4231_David Rice.mp4 (519.08 MB)

Robotic-Assisted Left Upper Lobe Anterior (S3) Segmentectomy

Download (519.08 MB)
posted on 2018-05-01, 17:00 authored by David Rice

Sublobar resection of small (<2 cm) well-differentiated lung cancers is appropriate, especially in elderly patients, and it preserves useful lung parenchyma, thereby maximizing postoperative lung function [1]. Though minimally invasive anatomic segmental lung resection by video-assisted thoracoscopic surgery is relatively straightforward for resection of the lingular (S4+5), trisegment (S1+2+3), superior (S6), and basilar (S7+8+10) segments, resection of individual segments such as the anterior segment (S3) is rarely performed due to the complexity of the procedure. The dexterity inherent in the surgical robot, however, facilitates delicate dissection of the individual segmental vascular and bronchial structures and allows for the performance of “atypical” segmental resections [2]. Here, the author presents a completely portal robotic segmentectomy of the anterior (S3) segment of the left upper lobe in an 80-year-old man with a small peripheral well-differentiated adenocarcinoma.


  • da Vinci Xi® surgical robot
  • 0 degree scope
  • near-infrared imaging
  • EndoWrist® 30 mm and 45 mm robotic stapler
  • fenestrated bipolar (left port, non-dominant hand)
  • curved bipolar dissector (dominant hand)
  • robotic scissors (right port, dominant hand)
  • tip-up fenestrated grasper (posterior port, retraction)
  • flexible 14 Fr tracheal suction tubing attached to 5 mm endoscopic suction device for intermittent suctioning, if needed

Key points in the conduct of the procedure include:

Complete portal technique is used with four robotic ports, carbon dioxide insufflation, and no bedside assistant except for specimen extraction.

Initial dissection of mediastinal N1 and N2 lymph nodes is performed, with frozen section pathologic analysis to confirm the absence of metastases.

Dissection of the hilar lymph nodes (10L, 11L, and 12L) facilitates the dissection of the vascular and bronchial structures, and it enables correct identification of the segmental anatomy and the division of the appropriate structures.

Intraoperatively, frequent correlation of the visualized anatomy with the preoperative computed tomography imaging is important to ensure that the correct structures are dissected and divided.

Division of the small arteries to the involved segment is often best accomplished by dividing between ligatures.
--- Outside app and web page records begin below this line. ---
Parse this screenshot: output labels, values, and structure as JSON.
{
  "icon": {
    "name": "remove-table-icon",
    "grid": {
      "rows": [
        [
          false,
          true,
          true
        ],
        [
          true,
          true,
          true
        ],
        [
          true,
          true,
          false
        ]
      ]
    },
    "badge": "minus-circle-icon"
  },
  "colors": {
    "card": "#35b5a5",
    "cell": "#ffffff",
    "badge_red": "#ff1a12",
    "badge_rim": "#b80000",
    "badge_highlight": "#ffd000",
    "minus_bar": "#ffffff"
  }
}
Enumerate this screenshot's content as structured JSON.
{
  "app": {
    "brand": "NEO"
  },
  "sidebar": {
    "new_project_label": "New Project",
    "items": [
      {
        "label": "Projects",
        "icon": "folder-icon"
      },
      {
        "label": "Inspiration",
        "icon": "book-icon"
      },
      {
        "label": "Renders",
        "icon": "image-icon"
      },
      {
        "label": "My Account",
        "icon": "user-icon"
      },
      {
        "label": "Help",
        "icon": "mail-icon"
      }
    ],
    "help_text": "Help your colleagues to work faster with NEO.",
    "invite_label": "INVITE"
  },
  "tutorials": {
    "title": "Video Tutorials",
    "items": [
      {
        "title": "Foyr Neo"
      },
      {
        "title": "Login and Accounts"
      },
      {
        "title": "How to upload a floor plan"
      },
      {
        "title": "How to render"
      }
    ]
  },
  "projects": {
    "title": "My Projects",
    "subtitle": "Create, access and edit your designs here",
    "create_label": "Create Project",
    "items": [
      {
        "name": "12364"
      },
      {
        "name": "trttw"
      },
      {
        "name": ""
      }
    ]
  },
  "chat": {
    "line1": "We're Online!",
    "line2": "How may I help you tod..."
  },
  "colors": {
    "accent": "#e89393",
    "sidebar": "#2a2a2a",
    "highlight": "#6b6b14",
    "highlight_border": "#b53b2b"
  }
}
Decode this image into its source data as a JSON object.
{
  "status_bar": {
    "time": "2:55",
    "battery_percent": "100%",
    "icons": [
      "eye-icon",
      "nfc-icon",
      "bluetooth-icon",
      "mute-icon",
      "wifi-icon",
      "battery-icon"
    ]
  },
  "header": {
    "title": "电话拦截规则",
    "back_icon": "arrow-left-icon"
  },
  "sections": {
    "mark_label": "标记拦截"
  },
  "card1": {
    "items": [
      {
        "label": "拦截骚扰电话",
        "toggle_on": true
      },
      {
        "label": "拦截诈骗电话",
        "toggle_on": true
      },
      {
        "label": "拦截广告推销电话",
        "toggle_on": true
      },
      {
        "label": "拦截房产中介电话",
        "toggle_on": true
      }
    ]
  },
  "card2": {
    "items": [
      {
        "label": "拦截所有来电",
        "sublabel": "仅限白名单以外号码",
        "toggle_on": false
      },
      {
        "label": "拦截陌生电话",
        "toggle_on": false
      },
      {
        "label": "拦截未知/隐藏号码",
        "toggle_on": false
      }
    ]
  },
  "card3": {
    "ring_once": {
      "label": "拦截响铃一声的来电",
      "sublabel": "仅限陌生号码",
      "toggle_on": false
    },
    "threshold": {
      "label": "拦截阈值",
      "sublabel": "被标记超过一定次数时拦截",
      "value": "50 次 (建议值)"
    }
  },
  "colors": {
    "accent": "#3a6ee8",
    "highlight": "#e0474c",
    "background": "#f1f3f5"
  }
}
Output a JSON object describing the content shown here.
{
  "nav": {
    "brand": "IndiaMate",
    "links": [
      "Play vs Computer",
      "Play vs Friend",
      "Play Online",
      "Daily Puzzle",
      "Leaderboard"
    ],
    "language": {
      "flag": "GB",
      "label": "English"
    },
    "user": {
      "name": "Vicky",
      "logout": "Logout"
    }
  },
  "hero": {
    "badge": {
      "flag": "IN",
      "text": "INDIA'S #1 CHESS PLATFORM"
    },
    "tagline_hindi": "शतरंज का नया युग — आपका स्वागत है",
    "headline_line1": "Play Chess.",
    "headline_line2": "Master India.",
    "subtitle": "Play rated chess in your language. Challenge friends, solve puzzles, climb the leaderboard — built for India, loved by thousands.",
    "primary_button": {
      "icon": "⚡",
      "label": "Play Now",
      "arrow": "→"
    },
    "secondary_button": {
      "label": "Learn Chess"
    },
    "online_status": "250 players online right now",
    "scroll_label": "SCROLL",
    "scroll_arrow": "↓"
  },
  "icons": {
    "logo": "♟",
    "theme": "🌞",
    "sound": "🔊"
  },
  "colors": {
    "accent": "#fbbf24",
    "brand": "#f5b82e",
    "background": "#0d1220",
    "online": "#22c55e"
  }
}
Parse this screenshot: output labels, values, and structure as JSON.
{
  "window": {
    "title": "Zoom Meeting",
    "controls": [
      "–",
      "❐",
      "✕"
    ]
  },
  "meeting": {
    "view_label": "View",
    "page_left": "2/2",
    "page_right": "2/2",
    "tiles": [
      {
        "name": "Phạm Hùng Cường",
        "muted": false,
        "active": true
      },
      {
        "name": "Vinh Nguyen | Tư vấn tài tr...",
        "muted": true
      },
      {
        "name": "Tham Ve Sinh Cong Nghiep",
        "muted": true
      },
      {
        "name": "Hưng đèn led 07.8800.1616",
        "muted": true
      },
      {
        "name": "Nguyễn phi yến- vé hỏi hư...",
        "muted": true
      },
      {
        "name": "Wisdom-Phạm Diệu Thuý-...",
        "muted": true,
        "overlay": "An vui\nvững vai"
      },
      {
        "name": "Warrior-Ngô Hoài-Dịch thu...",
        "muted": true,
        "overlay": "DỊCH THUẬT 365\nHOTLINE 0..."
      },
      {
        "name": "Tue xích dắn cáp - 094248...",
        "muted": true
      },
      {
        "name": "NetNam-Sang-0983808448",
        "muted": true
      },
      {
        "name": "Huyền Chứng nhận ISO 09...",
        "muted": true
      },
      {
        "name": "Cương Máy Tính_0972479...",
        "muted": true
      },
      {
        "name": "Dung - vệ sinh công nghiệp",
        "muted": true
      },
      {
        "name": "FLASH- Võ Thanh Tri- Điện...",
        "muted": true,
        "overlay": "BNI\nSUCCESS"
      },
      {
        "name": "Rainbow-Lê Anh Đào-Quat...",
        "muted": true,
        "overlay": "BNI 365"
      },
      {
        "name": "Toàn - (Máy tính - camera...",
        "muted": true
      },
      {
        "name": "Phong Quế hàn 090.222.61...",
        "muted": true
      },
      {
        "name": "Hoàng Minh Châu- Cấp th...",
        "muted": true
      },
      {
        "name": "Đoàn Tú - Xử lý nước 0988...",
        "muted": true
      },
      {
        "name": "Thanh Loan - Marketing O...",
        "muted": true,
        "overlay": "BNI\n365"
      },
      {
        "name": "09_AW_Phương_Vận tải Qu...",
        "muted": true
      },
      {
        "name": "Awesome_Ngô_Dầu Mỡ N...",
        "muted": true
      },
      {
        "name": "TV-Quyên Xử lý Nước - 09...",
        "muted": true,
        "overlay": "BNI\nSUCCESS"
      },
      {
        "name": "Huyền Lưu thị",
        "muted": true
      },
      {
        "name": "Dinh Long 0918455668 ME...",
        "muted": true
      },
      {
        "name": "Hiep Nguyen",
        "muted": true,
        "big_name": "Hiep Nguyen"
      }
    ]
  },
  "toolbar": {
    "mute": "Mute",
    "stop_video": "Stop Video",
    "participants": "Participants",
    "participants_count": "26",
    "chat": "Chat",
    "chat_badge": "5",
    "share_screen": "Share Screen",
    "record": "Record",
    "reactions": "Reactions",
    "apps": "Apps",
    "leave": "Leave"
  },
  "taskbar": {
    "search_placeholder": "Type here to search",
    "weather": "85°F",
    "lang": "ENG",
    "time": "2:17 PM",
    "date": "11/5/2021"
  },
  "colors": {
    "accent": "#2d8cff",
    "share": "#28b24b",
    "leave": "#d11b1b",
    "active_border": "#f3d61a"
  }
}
The bronchus may be either divided by stapler or transected with scissors and sutured closed. A posterior-to-anterior trajectory for the stapler facilitates stapler alignment, and this can be achieved by placing a 12 mm port between the camera port and the posterior (retraction) port.

Once the arterial supply to the involved segment is divided, use of 12.5 mg indocyanine green (ICG) intravenously allows the remaining perfused segments to be visualized under Firefly™ near-infrared imaging, thereby defining the intersegmental planes. Because of eventual parenchymal diffusion of ICG, the initial boundary between perfused and nonperfused regions can be marked on the visceral pleura using electrocautery.

Division of the intersegmental plane can be easily achieved with the robotic stapler, which lessens the amount of air leak compared to traditional parenchymal division with cautery. For “atypical” segmentectomy, it is not strictly necessary to ligate the venous structures. Frequently, the veins will have tributaries that drain adjacent segments, particularly intersegmental veins, and division of these may result in venous congestion of the remnant segments.


  1. Mery CM, Pappas AN, Bueno R, et al. Similar long-term survival of elderly patients with non-small cell lung cancer treated with lobectomy or wedge resection within the surveillance, epidemiology, and end results database. Chest. 2005;128(1):237-245.
  2. Cerfolio RJ, Watson C, Minnich DJ, Calloway S, Wei B. One hundred planned robotic segmentectomies: early results, technical details, and preferred port placement. Ann Thorac Surg. 2016;101(3):1089-1095.


Usage metrics





    Ref. manager